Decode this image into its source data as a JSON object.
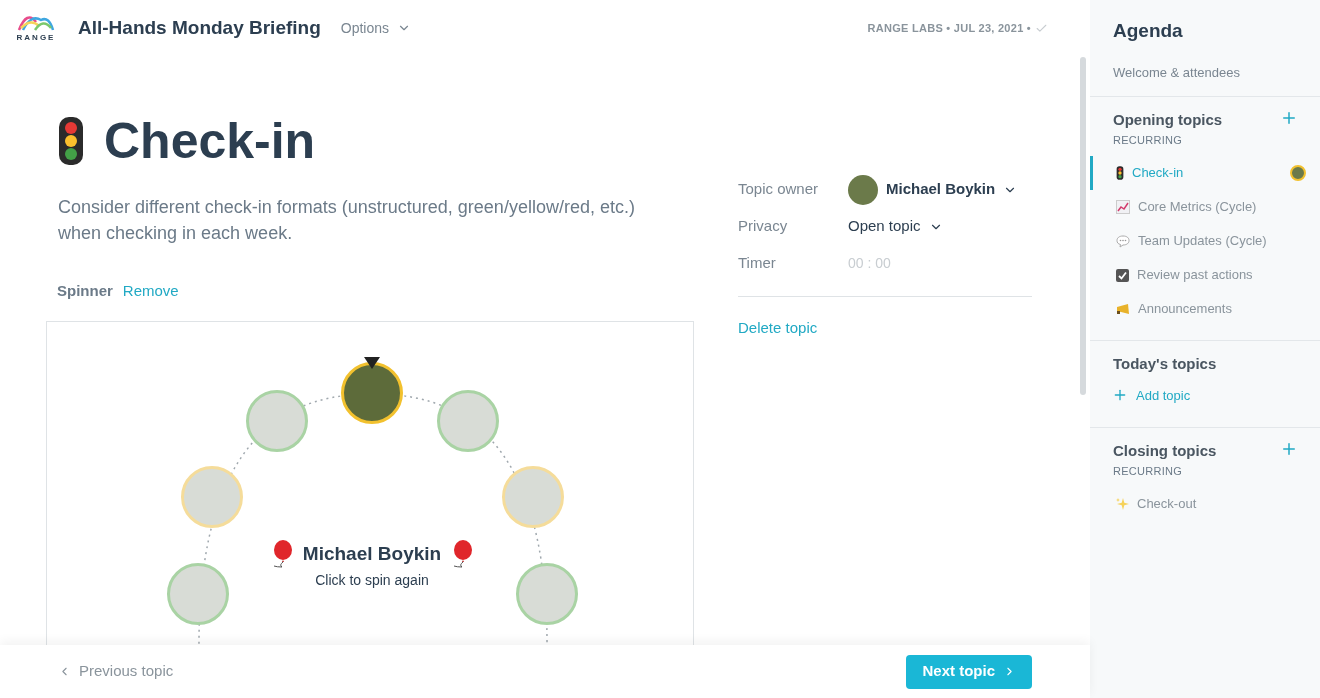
{
  "header": {
    "logo_text": "RANGE",
    "title": "All-Hands Monday Briefing",
    "options": "Options",
    "meta": "RANGE LABS • JUL 23, 2021 •"
  },
  "topic": {
    "title": "Check-in",
    "description": "Consider different check-in formats (unstructured, green/yellow/red, etc.) when checking in each week.",
    "spinner_label": "Spinner",
    "remove": "Remove"
  },
  "spinner": {
    "winner": "Michael Boykin",
    "hint": "Click to spin again",
    "avatars": [
      {
        "selected": true,
        "color": "#f2c12e"
      },
      {
        "selected": false,
        "color": "#a9d3a4"
      },
      {
        "selected": false,
        "color": "#a9d3a4"
      },
      {
        "selected": false,
        "color": "#f5dc9a"
      },
      {
        "selected": false,
        "color": "#f5dc9a"
      },
      {
        "selected": false,
        "color": "#a9d3a4"
      },
      {
        "selected": false,
        "color": "#a9d3a4"
      }
    ]
  },
  "details": {
    "fields": [
      {
        "kind": "person",
        "label": "Topic owner",
        "value": "Michael Boykin"
      },
      {
        "kind": "select",
        "label": "Privacy",
        "value": "Open topic"
      },
      {
        "kind": "input",
        "label": "Timer",
        "placeholder": "00 : 00"
      }
    ],
    "delete": "Delete topic"
  },
  "footer": {
    "previous": "Previous topic",
    "next": "Next topic"
  },
  "agenda": {
    "title": "Agenda",
    "intro": "Welcome & attendees",
    "sections": [
      {
        "title": "Opening topics",
        "subtitle": "RECURRING",
        "addable": true,
        "items": [
          {
            "kind": "traffic",
            "label": "Check-in",
            "selected": true
          },
          {
            "kind": "chart",
            "label": "Core Metrics (Cycle)",
            "selected": false
          },
          {
            "kind": "speech",
            "label": "Team Updates (Cycle)",
            "selected": false
          },
          {
            "kind": "checkbox",
            "label": "Review past actions",
            "selected": false
          },
          {
            "kind": "megaphone",
            "label": "Announcements",
            "selected": false
          }
        ]
      },
      {
        "title": "Today's topics",
        "add_label": "Add topic",
        "addable": false
      },
      {
        "title": "Closing topics",
        "subtitle": "RECURRING",
        "addable": true,
        "items": [
          {
            "kind": "sparkles",
            "label": "Check-out",
            "selected": false
          }
        ]
      }
    ]
  }
}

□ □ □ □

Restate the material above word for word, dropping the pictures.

* **TASK RESPONSE**
Decode this image into its source data as a JSON object.
{
  "header": {
    "logo_text": "RANGE",
    "title": "All-Hands Monday Briefing",
    "options": "Options",
    "meta": "RANGE LABS • JUL 23, 2021 •"
  },
  "topic": {
    "title": "Check-in",
    "description": "Consider different check-in formats (unstructured, green/yellow/red, etc.) when checking in each week.",
    "spinner_label": "Spinner",
    "remove": "Remove"
  },
  "spinner": {
    "winner": "Michael Boykin",
    "hint": "Click to spin again",
    "avatars": [
      {
        "selected": true,
        "color": "#f2c12e"
      },
      {
        "selected": false,
        "color": "#a9d3a4"
      },
      {
        "selected": false,
        "color": "#a9d3a4"
      },
      {
        "selected": false,
        "color": "#f5dc9a"
      },
      {
        "selected": false,
        "color": "#f5dc9a"
      },
      {
        "selected": false,
        "color": "#a9d3a4"
      },
      {
        "selected": false,
        "color": "#a9d3a4"
      }
    ]
  },
  "details": {
    "fields": [
      {
        "kind": "person",
        "label": "Topic owner",
        "value": "Michael Boykin"
      },
      {
        "kind": "select",
        "label": "Privacy",
        "value": "Open topic"
      },
      {
        "kind": "input",
        "label": "Timer",
        "placeholder": "00 : 00"
      }
    ],
    "delete": "Delete topic"
  },
  "footer": {
    "previous": "Previous topic",
    "next": "Next topic"
  },
  "agenda": {
    "title": "Agenda",
    "intro": "Welcome & attendees",
    "sections": [
      {
        "title": "Opening topics",
        "subtitle": "RECURRING",
        "addable": true,
        "items": [
          {
            "kind": "traffic",
            "label": "Check-in",
            "selected": true
          },
          {
            "kind": "chart",
            "label": "Core Metrics (Cycle)",
            "selected": false
          },
          {
            "kind": "speech",
            "label": "Team Updates (Cycle)",
            "selected": false
          },
          {
            "kind": "checkbox",
            "label": "Review past actions",
            "selected": false
          },
          {
            "kind": "megaphone",
            "label": "Announcements",
            "selected": false
          }
        ]
      },
      {
        "title": "Today's topics",
        "add_label": "Add topic",
        "addable": false
      },
      {
        "title": "Closing topics",
        "subtitle": "RECURRING",
        "addable": true,
        "items": [
          {
            "kind": "sparkles",
            "label": "Check-out",
            "selected": false
          }
        ]
      }
    ]
  }
}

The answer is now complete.